The Gilpin County Sheriff's Office was
apologizing Monday after a weekend effort to help a research group led
to complaints about what appeared to be a DUI checkpoint - but wasn't....
Bob Enney said deputies assisted the Pacific Institute for Research and
Evaluation in stopping motorists at five sites along Colorado 119 for
surveys on any drug and alcohol use. Surveyors then asked the motorists
to voluntarily submit to tests of their breath, blood and saliva. At
least 200 drivers were tested, Enney said....
They were greeted by "youthful, college" surveyors dressed in jumpsuits and blue generic caps.
had a 10-year-old in the back who's tired, we tell them thanks but no
thanks, we have to get this child back home to bed," Sequeira said.
He said a worker persisted, saying that the researchers would assist in driving the family home if they needed assistance.
When the Sequeiras again demurred, a supervisor offered them a $100 money order.
say, 'No, thank you, we have to get our child home,"' Sequeira
recalled. "At this point, both clones start chortling at us and
The problem in this case is that many people don't take the time to even take a 5-minute survey over the phone, much less to pull over on the roadside and donate bodily fluids. Every market researcher understands this problem, and tries to deal with it. But the government has one tool in its bag that ordinary private firms do not have: The coercive power of the government. Whether they were tested or not, motorists who were in complete obedience to the law were forced to pull over by government law enforcement officials merely to increase their survey response rate.
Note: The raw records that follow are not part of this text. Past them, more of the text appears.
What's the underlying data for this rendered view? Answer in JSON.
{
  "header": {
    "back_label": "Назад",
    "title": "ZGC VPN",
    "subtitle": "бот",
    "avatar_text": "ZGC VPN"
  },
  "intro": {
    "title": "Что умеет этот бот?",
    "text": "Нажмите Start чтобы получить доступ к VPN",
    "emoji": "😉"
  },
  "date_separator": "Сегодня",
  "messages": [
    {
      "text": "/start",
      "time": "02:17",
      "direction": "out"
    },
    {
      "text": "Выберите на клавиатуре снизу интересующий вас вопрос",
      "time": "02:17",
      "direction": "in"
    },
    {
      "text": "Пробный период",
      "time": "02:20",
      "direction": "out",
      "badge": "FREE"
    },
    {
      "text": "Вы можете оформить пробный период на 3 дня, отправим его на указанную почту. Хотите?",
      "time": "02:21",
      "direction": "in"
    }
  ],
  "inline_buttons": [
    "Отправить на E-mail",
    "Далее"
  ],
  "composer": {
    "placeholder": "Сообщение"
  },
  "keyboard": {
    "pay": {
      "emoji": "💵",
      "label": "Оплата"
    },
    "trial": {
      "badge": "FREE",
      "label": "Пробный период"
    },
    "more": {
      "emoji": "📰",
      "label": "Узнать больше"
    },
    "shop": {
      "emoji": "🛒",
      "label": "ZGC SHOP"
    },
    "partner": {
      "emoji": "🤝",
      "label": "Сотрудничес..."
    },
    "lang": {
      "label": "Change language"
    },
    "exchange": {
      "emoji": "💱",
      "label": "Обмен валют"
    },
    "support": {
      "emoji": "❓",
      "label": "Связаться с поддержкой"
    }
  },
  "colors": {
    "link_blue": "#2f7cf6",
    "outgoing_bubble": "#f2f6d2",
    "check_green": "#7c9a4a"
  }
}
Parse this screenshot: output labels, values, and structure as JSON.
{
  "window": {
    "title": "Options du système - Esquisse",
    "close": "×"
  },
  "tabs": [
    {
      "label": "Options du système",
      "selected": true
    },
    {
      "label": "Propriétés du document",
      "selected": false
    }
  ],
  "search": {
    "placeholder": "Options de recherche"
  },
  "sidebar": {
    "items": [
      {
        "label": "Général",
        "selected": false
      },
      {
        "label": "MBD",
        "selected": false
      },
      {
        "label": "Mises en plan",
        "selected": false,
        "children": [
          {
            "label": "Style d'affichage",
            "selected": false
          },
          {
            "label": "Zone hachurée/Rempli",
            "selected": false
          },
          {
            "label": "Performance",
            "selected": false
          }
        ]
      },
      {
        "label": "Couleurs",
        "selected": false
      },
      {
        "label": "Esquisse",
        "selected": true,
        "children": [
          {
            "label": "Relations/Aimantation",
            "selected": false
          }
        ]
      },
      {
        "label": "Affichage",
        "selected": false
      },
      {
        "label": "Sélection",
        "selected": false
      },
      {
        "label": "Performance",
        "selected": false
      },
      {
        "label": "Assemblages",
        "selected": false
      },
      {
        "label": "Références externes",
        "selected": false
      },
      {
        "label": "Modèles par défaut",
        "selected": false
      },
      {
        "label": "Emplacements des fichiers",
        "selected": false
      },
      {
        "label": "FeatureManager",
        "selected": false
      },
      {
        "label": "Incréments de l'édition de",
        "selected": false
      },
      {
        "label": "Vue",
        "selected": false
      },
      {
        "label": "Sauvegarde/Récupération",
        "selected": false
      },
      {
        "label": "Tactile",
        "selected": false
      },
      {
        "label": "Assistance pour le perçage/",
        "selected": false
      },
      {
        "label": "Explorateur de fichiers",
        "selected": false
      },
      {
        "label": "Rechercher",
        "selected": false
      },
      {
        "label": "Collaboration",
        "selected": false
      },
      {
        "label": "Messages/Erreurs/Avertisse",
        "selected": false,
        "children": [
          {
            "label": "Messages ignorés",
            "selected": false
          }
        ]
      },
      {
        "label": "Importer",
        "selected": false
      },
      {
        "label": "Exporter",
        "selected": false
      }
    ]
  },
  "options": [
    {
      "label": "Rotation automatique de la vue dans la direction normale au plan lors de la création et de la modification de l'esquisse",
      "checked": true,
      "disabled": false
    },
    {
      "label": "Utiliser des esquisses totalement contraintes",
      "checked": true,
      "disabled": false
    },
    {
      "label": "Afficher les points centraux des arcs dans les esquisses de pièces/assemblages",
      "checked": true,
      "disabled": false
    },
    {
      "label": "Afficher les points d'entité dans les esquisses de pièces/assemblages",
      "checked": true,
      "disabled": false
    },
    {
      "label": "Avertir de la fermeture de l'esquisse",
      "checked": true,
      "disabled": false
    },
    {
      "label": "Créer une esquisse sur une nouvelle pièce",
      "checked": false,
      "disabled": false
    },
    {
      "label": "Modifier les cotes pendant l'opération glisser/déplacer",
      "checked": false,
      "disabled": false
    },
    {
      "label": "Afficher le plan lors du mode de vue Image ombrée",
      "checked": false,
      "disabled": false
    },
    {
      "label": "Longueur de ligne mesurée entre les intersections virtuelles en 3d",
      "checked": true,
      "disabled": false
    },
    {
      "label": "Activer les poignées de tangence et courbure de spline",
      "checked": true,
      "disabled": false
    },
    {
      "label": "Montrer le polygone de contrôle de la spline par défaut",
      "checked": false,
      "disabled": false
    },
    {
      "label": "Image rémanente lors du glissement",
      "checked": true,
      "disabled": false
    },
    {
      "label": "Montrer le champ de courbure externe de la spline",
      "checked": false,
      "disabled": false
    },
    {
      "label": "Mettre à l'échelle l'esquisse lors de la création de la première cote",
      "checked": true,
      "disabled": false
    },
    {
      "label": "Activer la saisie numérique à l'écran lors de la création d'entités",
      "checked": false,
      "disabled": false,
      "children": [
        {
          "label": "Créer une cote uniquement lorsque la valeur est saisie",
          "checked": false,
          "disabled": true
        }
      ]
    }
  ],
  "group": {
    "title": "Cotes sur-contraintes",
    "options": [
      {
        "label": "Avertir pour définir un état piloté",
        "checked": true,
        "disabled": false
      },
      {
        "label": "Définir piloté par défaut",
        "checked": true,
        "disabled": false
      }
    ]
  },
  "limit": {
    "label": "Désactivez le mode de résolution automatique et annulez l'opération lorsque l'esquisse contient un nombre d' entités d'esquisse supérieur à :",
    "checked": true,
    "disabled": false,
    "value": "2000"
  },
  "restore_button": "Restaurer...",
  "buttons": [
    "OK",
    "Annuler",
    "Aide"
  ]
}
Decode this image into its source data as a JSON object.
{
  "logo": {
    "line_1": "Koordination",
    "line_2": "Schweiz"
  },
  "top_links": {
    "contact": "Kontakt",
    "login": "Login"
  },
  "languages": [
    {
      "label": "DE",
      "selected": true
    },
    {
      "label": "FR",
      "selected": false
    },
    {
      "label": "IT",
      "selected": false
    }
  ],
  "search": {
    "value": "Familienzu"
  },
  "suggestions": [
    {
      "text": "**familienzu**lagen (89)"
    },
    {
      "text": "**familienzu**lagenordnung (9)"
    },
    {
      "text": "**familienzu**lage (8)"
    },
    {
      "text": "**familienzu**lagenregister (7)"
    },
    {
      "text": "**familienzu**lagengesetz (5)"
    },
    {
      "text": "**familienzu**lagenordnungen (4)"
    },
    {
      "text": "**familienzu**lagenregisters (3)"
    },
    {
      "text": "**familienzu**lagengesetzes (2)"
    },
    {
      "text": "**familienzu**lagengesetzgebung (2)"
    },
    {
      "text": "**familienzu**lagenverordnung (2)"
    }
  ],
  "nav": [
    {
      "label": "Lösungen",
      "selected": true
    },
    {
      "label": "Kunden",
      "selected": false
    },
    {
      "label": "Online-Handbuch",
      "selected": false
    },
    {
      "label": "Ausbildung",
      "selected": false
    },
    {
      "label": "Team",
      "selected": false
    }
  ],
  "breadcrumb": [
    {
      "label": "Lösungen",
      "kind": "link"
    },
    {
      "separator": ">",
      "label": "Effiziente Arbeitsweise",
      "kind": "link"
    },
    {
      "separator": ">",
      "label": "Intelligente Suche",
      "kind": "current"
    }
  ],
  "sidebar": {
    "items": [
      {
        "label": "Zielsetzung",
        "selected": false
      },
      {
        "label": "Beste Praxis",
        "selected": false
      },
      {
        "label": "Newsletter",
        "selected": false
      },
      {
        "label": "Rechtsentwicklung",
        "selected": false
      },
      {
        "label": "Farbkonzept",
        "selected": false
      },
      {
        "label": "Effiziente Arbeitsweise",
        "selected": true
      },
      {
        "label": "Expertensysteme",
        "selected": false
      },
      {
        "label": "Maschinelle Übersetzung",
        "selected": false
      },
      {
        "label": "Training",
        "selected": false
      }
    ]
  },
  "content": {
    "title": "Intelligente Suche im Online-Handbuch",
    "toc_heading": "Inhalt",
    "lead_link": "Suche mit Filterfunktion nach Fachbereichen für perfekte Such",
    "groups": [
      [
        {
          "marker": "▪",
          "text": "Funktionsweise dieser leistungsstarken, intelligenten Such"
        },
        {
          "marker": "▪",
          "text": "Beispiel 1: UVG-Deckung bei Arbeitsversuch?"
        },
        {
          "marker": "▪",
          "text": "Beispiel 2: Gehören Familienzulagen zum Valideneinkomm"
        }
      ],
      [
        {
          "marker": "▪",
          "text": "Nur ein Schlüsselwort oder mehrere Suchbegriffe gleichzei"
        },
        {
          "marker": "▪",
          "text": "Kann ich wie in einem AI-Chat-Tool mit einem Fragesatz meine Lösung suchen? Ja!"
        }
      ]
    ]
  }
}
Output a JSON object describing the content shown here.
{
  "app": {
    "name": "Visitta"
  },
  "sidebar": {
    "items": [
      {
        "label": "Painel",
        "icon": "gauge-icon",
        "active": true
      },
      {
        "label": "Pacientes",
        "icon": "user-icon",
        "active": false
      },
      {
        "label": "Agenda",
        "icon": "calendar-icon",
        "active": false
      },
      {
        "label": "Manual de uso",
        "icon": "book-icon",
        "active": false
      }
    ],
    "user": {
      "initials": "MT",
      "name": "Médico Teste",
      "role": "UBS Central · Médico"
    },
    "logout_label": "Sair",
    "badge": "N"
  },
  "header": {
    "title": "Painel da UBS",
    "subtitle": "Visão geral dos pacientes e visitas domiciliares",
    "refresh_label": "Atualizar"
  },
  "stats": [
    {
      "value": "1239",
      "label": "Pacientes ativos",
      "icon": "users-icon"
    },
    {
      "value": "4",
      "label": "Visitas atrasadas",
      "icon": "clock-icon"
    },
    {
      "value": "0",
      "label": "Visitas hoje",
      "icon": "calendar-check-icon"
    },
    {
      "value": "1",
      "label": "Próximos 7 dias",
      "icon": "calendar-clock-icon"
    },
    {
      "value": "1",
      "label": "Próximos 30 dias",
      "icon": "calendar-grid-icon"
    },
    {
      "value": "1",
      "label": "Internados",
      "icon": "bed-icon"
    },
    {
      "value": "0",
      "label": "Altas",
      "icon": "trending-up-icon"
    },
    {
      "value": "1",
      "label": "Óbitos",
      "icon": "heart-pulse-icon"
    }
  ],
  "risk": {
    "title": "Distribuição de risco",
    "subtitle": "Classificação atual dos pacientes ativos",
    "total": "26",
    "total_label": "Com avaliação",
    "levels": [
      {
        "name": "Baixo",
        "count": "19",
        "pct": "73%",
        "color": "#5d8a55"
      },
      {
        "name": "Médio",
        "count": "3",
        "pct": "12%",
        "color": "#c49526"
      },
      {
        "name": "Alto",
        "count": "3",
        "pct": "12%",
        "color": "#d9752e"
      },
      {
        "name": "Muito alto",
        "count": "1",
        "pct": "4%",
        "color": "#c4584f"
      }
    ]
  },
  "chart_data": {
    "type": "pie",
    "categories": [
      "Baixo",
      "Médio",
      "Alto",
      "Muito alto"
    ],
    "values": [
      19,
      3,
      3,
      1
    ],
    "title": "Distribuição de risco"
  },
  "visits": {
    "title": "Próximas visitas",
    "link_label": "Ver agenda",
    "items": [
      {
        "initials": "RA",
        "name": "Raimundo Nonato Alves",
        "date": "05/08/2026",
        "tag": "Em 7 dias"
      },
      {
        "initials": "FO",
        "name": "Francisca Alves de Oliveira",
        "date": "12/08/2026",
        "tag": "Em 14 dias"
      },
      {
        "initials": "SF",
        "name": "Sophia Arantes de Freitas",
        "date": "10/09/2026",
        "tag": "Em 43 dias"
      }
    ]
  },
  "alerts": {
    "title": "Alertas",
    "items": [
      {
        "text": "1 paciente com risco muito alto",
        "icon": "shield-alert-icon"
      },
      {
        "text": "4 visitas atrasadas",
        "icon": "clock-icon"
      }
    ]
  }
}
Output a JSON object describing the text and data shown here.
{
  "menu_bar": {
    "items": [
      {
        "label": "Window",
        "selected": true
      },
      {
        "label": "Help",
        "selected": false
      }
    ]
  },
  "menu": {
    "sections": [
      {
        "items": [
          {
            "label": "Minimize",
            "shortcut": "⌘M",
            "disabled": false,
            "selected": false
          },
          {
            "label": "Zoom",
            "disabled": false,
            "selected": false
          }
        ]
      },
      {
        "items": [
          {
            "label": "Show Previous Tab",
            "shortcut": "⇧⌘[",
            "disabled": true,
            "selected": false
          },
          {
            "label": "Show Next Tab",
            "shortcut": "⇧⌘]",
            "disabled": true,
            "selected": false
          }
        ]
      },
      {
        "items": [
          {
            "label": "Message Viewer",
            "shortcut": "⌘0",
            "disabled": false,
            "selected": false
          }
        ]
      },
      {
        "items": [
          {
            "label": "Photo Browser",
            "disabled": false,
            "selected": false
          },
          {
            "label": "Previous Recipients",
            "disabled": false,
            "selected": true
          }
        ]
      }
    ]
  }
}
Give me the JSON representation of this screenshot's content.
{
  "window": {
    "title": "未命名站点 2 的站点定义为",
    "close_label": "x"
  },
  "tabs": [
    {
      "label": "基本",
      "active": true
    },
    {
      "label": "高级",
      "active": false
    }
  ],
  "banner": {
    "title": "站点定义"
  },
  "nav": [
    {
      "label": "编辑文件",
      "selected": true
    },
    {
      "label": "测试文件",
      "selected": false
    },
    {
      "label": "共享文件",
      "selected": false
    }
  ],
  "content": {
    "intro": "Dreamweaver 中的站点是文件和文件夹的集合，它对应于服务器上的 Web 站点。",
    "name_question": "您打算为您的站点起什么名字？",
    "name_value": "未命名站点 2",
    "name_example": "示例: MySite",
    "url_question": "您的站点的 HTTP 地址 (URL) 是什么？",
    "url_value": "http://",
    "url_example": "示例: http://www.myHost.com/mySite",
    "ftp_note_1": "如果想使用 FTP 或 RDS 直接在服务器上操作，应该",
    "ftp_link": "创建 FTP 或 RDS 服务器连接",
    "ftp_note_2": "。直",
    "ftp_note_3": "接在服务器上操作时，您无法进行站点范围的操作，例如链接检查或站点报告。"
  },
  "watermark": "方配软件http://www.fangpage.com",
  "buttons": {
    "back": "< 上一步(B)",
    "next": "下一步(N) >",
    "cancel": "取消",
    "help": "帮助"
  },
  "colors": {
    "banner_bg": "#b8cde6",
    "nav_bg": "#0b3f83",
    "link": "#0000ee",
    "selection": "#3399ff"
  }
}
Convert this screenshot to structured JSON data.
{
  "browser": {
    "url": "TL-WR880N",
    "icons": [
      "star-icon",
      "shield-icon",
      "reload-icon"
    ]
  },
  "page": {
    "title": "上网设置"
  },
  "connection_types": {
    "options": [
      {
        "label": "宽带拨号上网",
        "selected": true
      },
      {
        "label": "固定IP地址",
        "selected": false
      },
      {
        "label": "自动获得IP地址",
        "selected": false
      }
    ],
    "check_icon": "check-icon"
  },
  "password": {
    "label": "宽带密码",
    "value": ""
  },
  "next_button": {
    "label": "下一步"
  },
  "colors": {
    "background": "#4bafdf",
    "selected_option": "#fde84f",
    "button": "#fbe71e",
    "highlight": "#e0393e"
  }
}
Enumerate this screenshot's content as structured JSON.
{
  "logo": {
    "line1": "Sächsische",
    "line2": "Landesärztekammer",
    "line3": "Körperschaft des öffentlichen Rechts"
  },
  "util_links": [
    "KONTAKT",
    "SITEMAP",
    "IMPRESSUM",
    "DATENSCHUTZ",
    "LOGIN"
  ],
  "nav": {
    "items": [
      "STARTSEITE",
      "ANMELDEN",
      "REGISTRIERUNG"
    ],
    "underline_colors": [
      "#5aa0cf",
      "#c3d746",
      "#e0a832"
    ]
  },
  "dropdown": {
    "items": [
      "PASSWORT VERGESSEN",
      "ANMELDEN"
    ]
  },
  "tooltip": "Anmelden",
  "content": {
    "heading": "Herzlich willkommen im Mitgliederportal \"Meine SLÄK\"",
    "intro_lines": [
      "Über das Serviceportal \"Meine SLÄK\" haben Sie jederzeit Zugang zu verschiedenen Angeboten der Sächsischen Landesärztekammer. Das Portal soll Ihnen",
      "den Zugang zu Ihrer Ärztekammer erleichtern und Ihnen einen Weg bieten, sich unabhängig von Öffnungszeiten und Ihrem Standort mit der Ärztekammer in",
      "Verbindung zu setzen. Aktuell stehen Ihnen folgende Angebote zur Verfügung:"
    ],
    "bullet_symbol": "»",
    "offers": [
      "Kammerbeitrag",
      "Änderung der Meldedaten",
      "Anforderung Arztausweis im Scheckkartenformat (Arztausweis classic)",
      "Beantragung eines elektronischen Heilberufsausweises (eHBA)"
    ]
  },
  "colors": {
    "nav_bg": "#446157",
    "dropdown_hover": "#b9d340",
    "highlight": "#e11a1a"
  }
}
This is such a typical government solution that I think most people are desensitized to it.